▶ PROBLEM REQUIREMENTS: In the records, each line holding "Blur" must be reported.

[Dataset rows for apps and sites]
———
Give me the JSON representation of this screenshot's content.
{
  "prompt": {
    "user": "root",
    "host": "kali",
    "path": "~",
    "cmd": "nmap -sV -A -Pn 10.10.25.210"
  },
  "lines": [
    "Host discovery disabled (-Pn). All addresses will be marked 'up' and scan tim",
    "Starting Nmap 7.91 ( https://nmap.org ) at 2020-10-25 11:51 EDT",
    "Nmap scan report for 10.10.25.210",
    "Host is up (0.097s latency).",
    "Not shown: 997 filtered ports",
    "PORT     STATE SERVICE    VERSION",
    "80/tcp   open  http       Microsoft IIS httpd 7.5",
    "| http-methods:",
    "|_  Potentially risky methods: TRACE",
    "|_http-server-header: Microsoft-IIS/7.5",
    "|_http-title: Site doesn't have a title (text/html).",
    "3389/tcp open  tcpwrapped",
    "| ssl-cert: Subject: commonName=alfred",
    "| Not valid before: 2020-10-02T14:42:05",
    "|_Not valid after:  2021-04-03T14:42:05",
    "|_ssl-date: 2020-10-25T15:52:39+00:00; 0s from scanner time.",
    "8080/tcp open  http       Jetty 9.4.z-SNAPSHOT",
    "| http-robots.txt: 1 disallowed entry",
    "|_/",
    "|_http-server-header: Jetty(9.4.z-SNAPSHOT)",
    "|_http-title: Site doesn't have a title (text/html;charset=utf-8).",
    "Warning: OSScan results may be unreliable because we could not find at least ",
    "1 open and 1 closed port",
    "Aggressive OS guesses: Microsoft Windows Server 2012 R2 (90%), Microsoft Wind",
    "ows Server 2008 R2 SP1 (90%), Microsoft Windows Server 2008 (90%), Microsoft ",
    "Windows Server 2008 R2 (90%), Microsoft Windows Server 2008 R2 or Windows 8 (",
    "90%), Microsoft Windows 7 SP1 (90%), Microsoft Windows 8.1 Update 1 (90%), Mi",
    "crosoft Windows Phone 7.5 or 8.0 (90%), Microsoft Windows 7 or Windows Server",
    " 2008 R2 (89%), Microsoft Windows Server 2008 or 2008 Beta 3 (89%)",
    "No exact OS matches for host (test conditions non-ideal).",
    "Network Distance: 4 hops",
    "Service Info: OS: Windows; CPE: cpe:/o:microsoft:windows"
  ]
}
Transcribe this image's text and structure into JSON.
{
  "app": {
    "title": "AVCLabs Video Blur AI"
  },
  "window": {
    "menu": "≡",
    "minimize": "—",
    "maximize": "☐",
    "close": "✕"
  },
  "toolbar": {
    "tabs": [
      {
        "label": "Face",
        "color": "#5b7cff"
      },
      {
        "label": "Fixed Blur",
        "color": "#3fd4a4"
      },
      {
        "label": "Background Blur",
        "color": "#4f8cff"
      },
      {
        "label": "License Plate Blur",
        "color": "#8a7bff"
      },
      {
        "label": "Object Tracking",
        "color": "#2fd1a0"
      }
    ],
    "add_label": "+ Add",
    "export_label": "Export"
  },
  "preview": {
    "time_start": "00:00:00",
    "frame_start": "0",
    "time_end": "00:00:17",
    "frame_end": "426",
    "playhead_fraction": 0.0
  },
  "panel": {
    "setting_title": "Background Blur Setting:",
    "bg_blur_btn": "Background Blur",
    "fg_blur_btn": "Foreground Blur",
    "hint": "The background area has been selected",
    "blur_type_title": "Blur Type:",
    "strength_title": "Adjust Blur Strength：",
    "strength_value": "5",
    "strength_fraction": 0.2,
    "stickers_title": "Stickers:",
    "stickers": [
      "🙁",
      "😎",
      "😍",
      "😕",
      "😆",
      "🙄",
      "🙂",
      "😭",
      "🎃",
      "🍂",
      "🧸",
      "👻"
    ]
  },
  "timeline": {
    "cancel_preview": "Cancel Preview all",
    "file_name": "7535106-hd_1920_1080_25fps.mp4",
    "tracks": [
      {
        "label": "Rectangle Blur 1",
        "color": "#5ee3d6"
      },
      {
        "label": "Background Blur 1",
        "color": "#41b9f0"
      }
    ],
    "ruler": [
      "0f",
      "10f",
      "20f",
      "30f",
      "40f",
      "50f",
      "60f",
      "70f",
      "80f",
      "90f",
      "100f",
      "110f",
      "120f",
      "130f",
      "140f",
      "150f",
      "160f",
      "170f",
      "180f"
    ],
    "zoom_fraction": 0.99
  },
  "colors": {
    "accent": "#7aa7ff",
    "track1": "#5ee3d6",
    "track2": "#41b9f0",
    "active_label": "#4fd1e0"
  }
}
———
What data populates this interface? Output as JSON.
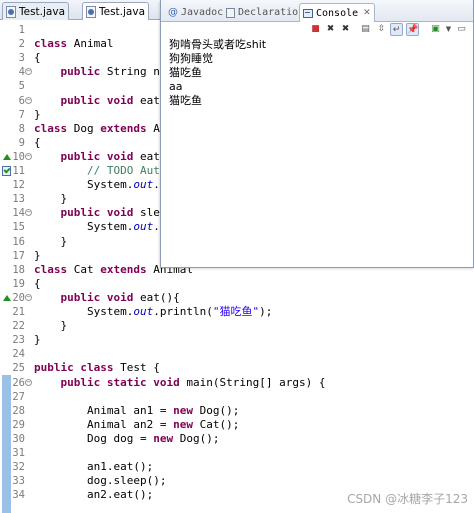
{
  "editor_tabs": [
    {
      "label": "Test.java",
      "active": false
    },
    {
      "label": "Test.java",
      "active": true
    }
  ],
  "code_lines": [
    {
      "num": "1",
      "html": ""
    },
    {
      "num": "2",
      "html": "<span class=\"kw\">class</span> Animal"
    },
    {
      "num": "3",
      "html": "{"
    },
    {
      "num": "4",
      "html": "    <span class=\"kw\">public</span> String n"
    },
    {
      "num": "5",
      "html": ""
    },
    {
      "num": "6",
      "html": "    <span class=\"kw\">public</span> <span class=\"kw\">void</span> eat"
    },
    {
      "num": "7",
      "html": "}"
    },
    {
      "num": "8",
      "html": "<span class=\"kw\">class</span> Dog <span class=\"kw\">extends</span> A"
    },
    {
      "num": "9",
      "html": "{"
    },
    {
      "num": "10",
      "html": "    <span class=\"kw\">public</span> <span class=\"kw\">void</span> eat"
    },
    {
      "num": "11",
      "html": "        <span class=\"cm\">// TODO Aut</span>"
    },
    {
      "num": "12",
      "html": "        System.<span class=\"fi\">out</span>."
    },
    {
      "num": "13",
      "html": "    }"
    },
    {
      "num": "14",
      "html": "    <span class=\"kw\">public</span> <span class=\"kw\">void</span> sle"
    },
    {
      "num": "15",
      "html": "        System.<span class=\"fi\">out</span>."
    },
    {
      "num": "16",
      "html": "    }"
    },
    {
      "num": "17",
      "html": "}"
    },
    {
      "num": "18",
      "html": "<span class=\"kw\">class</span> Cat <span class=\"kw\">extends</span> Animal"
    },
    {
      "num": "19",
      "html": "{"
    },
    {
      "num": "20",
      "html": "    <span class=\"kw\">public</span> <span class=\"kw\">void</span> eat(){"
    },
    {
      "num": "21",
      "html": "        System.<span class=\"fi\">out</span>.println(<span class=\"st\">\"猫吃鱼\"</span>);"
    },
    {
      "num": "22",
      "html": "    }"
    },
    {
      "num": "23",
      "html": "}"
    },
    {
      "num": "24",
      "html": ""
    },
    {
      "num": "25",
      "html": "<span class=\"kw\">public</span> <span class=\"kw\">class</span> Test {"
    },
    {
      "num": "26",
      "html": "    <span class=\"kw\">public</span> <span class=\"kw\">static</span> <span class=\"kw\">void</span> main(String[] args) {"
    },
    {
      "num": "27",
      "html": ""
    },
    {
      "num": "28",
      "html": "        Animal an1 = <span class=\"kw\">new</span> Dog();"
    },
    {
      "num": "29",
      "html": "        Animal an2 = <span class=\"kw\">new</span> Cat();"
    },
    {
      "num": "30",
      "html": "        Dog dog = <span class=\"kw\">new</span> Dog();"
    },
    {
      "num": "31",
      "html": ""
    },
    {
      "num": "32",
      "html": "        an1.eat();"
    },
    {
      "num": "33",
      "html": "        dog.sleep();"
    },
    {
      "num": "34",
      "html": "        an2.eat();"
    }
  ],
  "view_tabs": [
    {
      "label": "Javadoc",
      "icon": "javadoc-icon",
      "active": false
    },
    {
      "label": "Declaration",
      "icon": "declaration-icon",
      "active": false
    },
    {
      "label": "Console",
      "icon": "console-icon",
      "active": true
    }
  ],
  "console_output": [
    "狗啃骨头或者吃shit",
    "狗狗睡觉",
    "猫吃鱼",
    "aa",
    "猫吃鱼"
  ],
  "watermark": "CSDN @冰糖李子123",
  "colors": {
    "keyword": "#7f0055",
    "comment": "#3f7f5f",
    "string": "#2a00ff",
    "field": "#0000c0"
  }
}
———
▶ WRITTEN RESPONSE:
    "title": "AVCLabs Video Blur AI"
        "label": "Fixed Blur",
        "label": "Background Blur",
        "label": "License Plate Blur",
    "setting_title": "Background Blur Setting:",
    "bg_blur_btn": "Background Blur",
    "fg_blur_btn": "Foreground Blur",
    "blur_type_title": "Blur Type:",
    "strength_title": "Adjust Blur Strength：",
        "label": "Rectangle Blur 1",
        "label": "Background Blur 1",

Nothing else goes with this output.